*EXERCISE PROMPT:* For each line below with the word "text", write out a copy.

[Start of Attachment]

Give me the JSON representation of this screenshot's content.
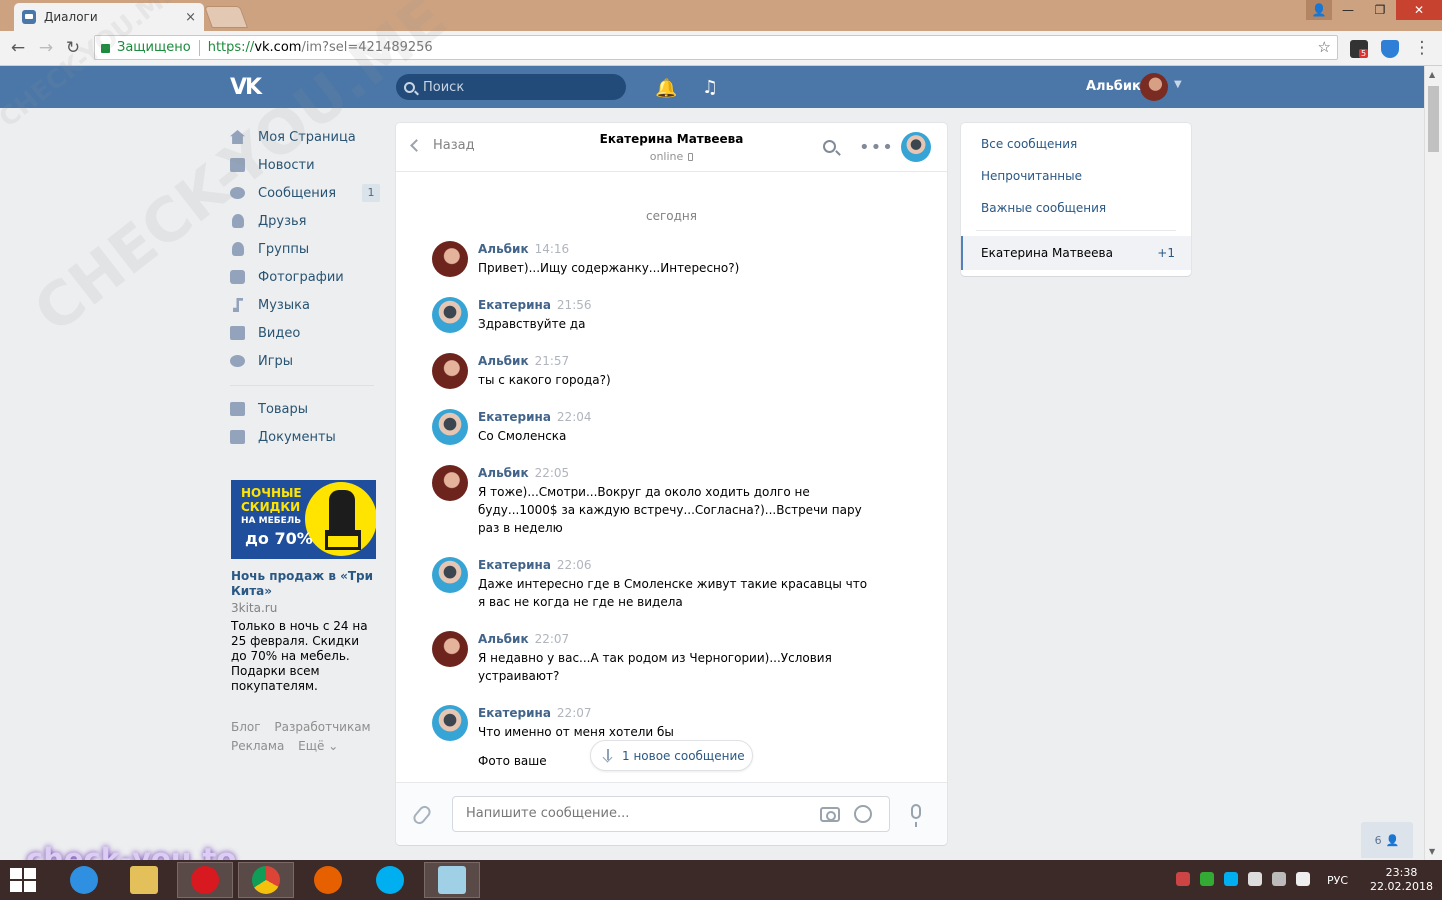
{
  "browser": {
    "tab_title": "Диалоги",
    "tab_close": "×",
    "secure_label": "Защищено",
    "url_scheme": "https://",
    "url_host": "vk.com",
    "url_path": "/im?sel=421489256",
    "extension_badge": "5"
  },
  "vk_header": {
    "logo": "VK",
    "search_placeholder": "Поиск",
    "user_name": "Альбик"
  },
  "left_menu": {
    "items": [
      {
        "label": "Моя Страница",
        "icon": "home-icon"
      },
      {
        "label": "Новости",
        "icon": "news-icon"
      },
      {
        "label": "Сообщения",
        "icon": "messages-icon",
        "badge": "1"
      },
      {
        "label": "Друзья",
        "icon": "friends-icon"
      },
      {
        "label": "Группы",
        "icon": "groups-icon"
      },
      {
        "label": "Фотографии",
        "icon": "photos-icon"
      },
      {
        "label": "Музыка",
        "icon": "music-icon"
      },
      {
        "label": "Видео",
        "icon": "video-icon"
      },
      {
        "label": "Игры",
        "icon": "games-icon"
      }
    ],
    "secondary": [
      {
        "label": "Товары",
        "icon": "goods-icon"
      },
      {
        "label": "Документы",
        "icon": "documents-icon"
      }
    ]
  },
  "ad": {
    "image_line1": "НОЧНЫЕ",
    "image_line2": "СКИДКИ",
    "image_line3": "НА МЕБЕЛЬ",
    "image_line4": "до 70%",
    "title": "Ночь продаж в «Три Кита»",
    "domain": "3kita.ru",
    "text": "Только в ночь с 24 на 25 февраля. Скидки до 70% на мебель. Подарки всем покупателям."
  },
  "footer": {
    "links": [
      "Блог",
      "Разработчикам",
      "Реклама",
      "Ещё ⌄"
    ]
  },
  "dialog": {
    "back_label": "Назад",
    "peer_name": "Екатерина Матвеева",
    "peer_status": "online",
    "date_separator": "сегодня",
    "messages": [
      {
        "author": "Альбик",
        "time": "14:16",
        "text": "Привет)...Ищу содержанку...Интересно?)"
      },
      {
        "author": "Екатерина",
        "time": "21:56",
        "text": "Здравствуйте да"
      },
      {
        "author": "Альбик",
        "time": "21:57",
        "text": "ты с какого города?)"
      },
      {
        "author": "Екатерина",
        "time": "22:04",
        "text": "Со Смоленска"
      },
      {
        "author": "Альбик",
        "time": "22:05",
        "text": "Я тоже)...Смотри...Вокруг да около ходить долго не буду...1000$ за каждую встречу...Согласна?)...Встречи пару раз в неделю"
      },
      {
        "author": "Екатерина",
        "time": "22:06",
        "text": "Даже интересно где в Смоленске живут такие красавцы что я вас не когда не где не видела"
      },
      {
        "author": "Альбик",
        "time": "22:07",
        "text": "Я недавно у вас...А так родом из Черногории)...Условия устраивают?"
      },
      {
        "author": "Екатерина",
        "time": "22:07",
        "text": "Что именно от меня хотели бы"
      }
    ],
    "partial_message": "Фото ваше",
    "new_message_button": "1 новое сообщение",
    "composer_placeholder": "Напишите сообщение..."
  },
  "right_panel": {
    "filters": [
      "Все сообщения",
      "Непрочитанные",
      "Важные сообщения"
    ],
    "active_dialog": "Екатерина Матвеева",
    "active_count": "+1"
  },
  "online_friends": "6",
  "watermarks": {
    "diagonal": "CHECK-YOU.ME",
    "logo": "check-you.to"
  },
  "taskbar": {
    "lang": "РУС",
    "time": "23:38",
    "date": "22.02.2018"
  }
}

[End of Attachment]

*SOLUTION TO THIS TASK:*
    "text": "Только в ночь с 24 на 25 февраля. Скидки до 70% на мебель. Подарки всем покупателям."
        "text": "Привет)...Ищу содержанку...Интересно?)"
        "text": "Здравствуйте да"
        "text": "ты с какого города?)"
        "text": "Со Смоленска"
        "text": "Я тоже)...Смотри...Вокруг да около ходить долго не буду...1000$ за каждую встречу...Согласна?)...Встречи пару раз в неделю"
        "text": "Даже интересно где в Смоленске живут такие красавцы что я вас не когда не где не видела"
        "text": "Я недавно у вас...А так родом из Черногории)...Условия устраивают?"
        "text": "Что именно от меня хотели бы"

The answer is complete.